"Right out of the gate the iPad already has 140,000-plus apps from the App Store. When iPhone came out there weren't that many apps right away and user were slower to adopt. Now it's easier for people to be jazzed about owning an iPad," Greenwood said.
In promoting the revised iPhone SDK, Apple's Web site notes that developers can create apps for both iPads and iPhones using a single binary.
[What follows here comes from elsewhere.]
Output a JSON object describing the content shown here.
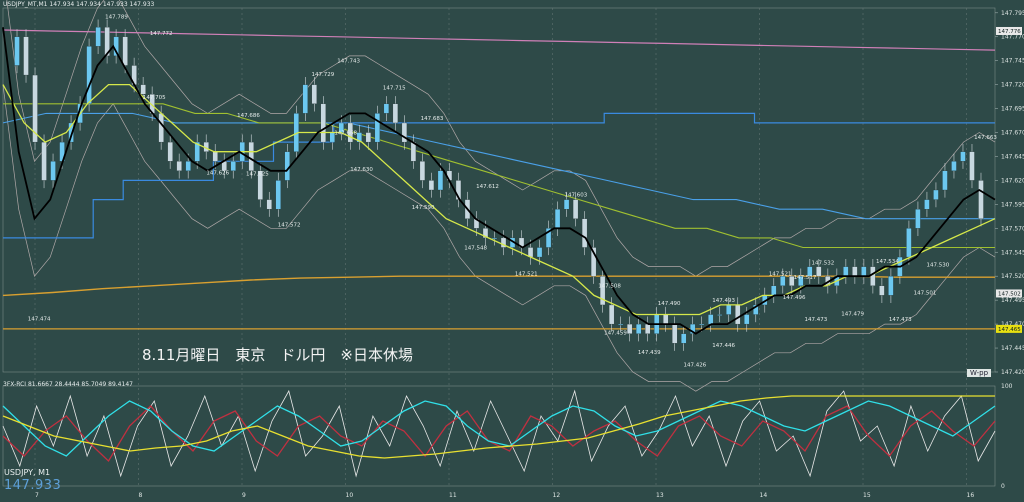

This lets developers use the same code to access capabilities that differ between an iPhone and an iPad, such as UI differences, without having to separately code for each device and then test to see which device is in use to determine which code segment to use.
"This is actually quite an old technology for Apple," Greenwood noted. "They've been doing it for a while, originally to enable [Motorola 680x0] apps and PowerPC apps to exist, later PowerPC apps and Intel 32-bit apps, and now Intel 32-bit apps and Intel 64-bit apps."
Allen anticipates a 4.0 OS upgrade for iPad and iPhone later this year, likely in June at the Apple World Wide Developers Conference, when Apple historically announces new iPhones. "There're some hints. Apple usually does a major rev every year," he said.